- Teacher evaluation does not support the idea of teaching as a team sport. It’s done on an individual basis, with the possible exception of a few rating points being given for ‘contribution to the school environment’ or something like that. In my experience, when an administrator praises a teacher for being “a team player,” the principal means that the teacher doesn’t make waves.
- The governance of most schools contradicts the notion that teaching is a team sport. Often it’s ‘labor versus management,’ with teachers punching a time clock twice a day. Teachers are rarely asked to play a role in choosing curriculum, for example.

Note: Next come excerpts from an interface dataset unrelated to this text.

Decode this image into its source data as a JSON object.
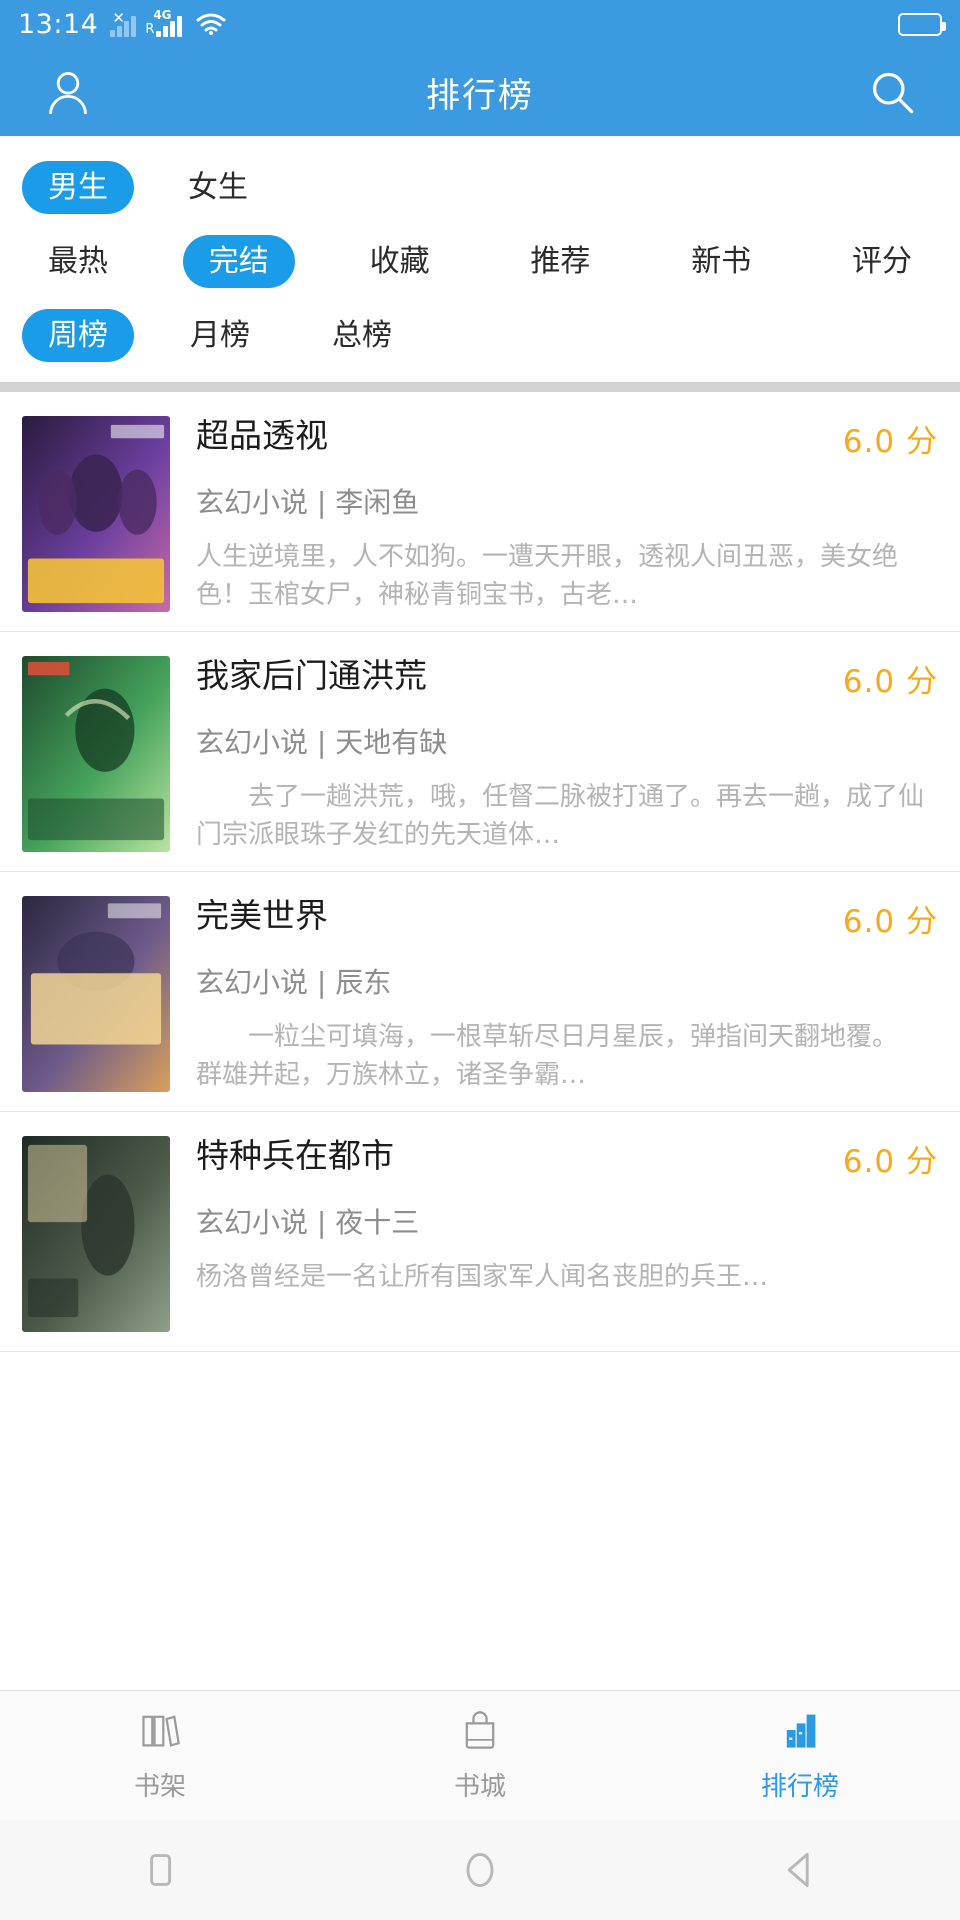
{
  "status_bar": {
    "time": "13:14",
    "network_label": "4G",
    "roaming_label": "R",
    "icons": [
      "x-icon",
      "signal-icon",
      "4g-signal-icon",
      "wifi-icon",
      "battery-icon"
    ]
  },
  "app_bar": {
    "title": "排行榜",
    "profile_icon": "person-icon",
    "search_icon": "search-icon"
  },
  "filters": {
    "gender_row": [
      {
        "label": "男生",
        "active": true
      },
      {
        "label": "女生",
        "active": false
      }
    ],
    "category_row": [
      {
        "label": "最热",
        "active": false
      },
      {
        "label": "完结",
        "active": true
      },
      {
        "label": "收藏",
        "active": false
      },
      {
        "label": "推荐",
        "active": false
      },
      {
        "label": "新书",
        "active": false
      },
      {
        "label": "评分",
        "active": false
      }
    ],
    "period_row": [
      {
        "label": "周榜",
        "active": true
      },
      {
        "label": "月榜",
        "active": false
      },
      {
        "label": "总榜",
        "active": false
      }
    ]
  },
  "books": [
    {
      "title": "超品透视",
      "category": "玄幻小说",
      "author": "李闲鱼",
      "meta": "玄幻小说 | 李闲鱼",
      "score": "6.0 分",
      "description": "人生逆境里，人不如狗。一遭天开眼，透视人间丑恶，美女绝色！玉棺女尸，神秘青铜宝书，古老…",
      "cover_colors": [
        "#2a1b3d",
        "#6b3f9e",
        "#c86ba8",
        "#f4c13a"
      ]
    },
    {
      "title": "我家后门通洪荒",
      "category": "玄幻小说",
      "author": "天地有缺",
      "meta": "玄幻小说 | 天地有缺",
      "score": "6.0 分",
      "description": "　　去了一趟洪荒，哦，任督二脉被打通了。再去一趟，成了仙门宗派眼珠子发红的先天道体…",
      "cover_colors": [
        "#1d4a2e",
        "#46a35c",
        "#b9e4a0",
        "#e8f2c8"
      ]
    },
    {
      "title": "完美世界",
      "category": "玄幻小说",
      "author": "辰东",
      "meta": "玄幻小说 | 辰东",
      "score": "6.0 分",
      "description": "　　一粒尘可填海，一根草斩尽日月星辰，弹指间天翻地覆。　　群雄并起，万族林立，诸圣争霸…",
      "cover_colors": [
        "#2b2740",
        "#6e5b8a",
        "#d9a05b",
        "#f2d694"
      ]
    },
    {
      "title": "特种兵在都市",
      "category": "玄幻小说",
      "author": "夜十三",
      "meta": "玄幻小说 | 夜十三",
      "score": "6.0 分",
      "description": "杨洛曾经是一名让所有国家军人闻名丧胆的兵王…",
      "cover_colors": [
        "#1f2a24",
        "#4d5a4a",
        "#8fa08a",
        "#d4c79a"
      ]
    }
  ],
  "bottom_nav": [
    {
      "label": "书架",
      "icon": "bookshelf-icon",
      "active": false
    },
    {
      "label": "书城",
      "icon": "shopping-bag-icon",
      "active": false
    },
    {
      "label": "排行榜",
      "icon": "bar-chart-icon",
      "active": true
    }
  ],
  "android_nav": [
    {
      "icon": "recents-square-icon"
    },
    {
      "icon": "home-circle-icon"
    },
    {
      "icon": "back-triangle-icon"
    }
  ],
  "colors": {
    "brand_blue": "#3c9ae0",
    "chip_blue": "#1a9ce8",
    "score_orange": "#f7a81b",
    "separator_gray": "#d2d2d2",
    "nav_active": "#2a9ae5"
  }
}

- How teachers are paid is another problem. Time on the job and graduate courses taken are not how baseball team members are paid, but judging performance in the classroom is a challenge. The notion of “merit pay” for individuals (whether based on test scores or ‘value added’ measures) undercuts the team approach. The sport of baseball has easy-to-understand measures like batting averages and earned runs, as well as more complex numbers like ‘Wins above Replacement,’ but education is not so easy to measure. Policy makers supporting merit pay schemes are paying scant attention to the implications (test all students in all subjects!); the fact that with high student turnover, a kid might have three different teachers in one year; or to the evidence indicating that merit pay doesn’t work. There is a solution–judge the school–which I present below.
In schools where teachers are on teams, they have time to meet and discuss individual students, to plan curriculum, to develop both short- and long-term goals. They have time to breathe. They work as a team and hold each other accountable. Yes, each school has the equivalent of a baseball team manager, but he or she is not ‘management’ and the teachers ‘labor.’ They all have their eyes on the prize.

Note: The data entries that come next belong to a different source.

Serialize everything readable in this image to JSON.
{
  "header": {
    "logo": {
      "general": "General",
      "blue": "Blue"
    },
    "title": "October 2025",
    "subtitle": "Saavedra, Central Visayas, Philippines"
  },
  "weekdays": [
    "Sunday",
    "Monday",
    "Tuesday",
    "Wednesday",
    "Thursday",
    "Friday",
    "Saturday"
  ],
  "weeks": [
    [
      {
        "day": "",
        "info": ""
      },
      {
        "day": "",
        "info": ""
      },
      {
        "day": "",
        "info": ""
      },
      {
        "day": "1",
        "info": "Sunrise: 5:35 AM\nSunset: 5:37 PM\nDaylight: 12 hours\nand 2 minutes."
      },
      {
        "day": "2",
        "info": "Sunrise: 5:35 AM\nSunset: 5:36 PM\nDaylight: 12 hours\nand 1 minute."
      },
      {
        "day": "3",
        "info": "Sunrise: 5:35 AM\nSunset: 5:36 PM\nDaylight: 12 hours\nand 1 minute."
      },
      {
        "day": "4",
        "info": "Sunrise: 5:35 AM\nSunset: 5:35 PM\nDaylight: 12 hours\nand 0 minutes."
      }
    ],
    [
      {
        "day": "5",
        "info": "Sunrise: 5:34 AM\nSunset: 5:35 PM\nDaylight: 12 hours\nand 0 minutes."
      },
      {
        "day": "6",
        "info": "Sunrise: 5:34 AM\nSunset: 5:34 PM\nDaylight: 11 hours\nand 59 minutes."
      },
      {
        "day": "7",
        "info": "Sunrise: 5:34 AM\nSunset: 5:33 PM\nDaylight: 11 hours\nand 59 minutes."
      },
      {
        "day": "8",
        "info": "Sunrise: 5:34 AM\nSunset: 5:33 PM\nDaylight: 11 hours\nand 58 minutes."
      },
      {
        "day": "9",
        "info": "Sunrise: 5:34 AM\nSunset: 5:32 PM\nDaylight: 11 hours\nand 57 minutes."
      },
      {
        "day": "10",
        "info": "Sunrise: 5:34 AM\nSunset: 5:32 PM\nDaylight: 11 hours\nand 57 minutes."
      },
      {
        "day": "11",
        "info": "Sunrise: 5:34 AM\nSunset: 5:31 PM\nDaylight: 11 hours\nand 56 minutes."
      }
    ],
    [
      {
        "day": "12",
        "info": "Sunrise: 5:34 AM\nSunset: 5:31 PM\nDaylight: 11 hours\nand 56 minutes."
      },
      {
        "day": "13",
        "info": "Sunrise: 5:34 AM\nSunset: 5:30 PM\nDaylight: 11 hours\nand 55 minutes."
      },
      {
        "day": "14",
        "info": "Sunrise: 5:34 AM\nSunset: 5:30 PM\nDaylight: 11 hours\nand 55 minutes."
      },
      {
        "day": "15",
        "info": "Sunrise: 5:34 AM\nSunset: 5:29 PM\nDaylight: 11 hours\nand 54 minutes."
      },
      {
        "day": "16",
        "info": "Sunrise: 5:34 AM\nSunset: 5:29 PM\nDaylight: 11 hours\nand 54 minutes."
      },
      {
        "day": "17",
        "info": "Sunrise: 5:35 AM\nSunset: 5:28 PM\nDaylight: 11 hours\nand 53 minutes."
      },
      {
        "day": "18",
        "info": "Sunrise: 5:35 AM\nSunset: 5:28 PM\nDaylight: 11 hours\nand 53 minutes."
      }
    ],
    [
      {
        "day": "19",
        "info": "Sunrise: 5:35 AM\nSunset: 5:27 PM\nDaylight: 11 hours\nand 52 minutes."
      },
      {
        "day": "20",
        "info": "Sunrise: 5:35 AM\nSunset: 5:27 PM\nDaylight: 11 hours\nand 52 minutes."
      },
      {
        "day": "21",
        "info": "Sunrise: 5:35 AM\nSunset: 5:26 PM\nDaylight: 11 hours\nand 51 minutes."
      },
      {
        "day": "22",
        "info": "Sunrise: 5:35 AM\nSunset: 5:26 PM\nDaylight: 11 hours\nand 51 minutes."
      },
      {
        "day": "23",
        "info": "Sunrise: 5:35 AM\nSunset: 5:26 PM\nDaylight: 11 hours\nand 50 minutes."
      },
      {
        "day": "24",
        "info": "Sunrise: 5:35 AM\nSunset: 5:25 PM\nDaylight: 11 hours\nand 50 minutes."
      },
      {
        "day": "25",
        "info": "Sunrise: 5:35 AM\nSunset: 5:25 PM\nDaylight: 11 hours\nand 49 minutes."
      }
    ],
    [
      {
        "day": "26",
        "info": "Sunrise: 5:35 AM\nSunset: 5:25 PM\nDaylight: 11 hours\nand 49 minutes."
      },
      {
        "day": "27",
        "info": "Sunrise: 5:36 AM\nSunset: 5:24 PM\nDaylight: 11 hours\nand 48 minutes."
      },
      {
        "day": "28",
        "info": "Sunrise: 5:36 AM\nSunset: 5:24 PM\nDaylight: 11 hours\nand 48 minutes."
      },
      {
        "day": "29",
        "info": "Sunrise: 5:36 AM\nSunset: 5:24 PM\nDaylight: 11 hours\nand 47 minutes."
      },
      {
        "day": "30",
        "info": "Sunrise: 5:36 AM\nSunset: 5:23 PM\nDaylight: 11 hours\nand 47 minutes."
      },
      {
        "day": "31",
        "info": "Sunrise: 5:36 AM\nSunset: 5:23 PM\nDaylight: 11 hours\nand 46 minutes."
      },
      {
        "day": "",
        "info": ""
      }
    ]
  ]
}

I believe that most teachers want to play a team sport. They prefer to work together and to have big hopes, dreams and goals for their school and all its students. One of my strongest memories from my own high school teaching was the joy of working with other English teachers, even to the point of swapping classes for a few weeks so each of us could teach a play or a poet we felt particularly well-qualified to teach.
So here’s my pitch: Teaching should be recognized as a team sport, and education as a team activity. The ‘team’ is the school, and everyone in the school is on the team, including secretarial staff and custodians. Education’s “win-loss” record, which is more complicated than baseball’s, should include academic measures, teacher and student attendance, teacher and student turnover, community involvement, and more. (I wrote about this in ‘Trust but Verify’ and in “Addicted to Reform: A 12-Step Program to Rescue Public Education.”
And just as the winning team will divide the World Series loot into individual shares, so too could performance pay be divvied up when the team achieves its agreed-upon goals. In this system, teachers, administrators, counselors, secretaries and custodians would all share the rewards. No more divisive ‘merit pay’ for individuals….but real rewards for everyone.
A baseball season lasts 162 games, plus the post-season if they do well, and the same logic should apply to judging education. To use a familiar analogy, it’s a movie, not a snapshot, because snapshots don’t help much in baseball or in education. A player might have five hits and 6 runs batted in in one game but do poorly in every other game. A snapshot of that one great game would be very misleading.
Because education now relies on snapshots — one score on one test on that one big day — and because so much of schooling tilts against the team sport concept, we have miles to go before anyone can confidently assert that teaching–whether it’s a profession or a job–is a team sport.
I’m interested in your thoughts on this.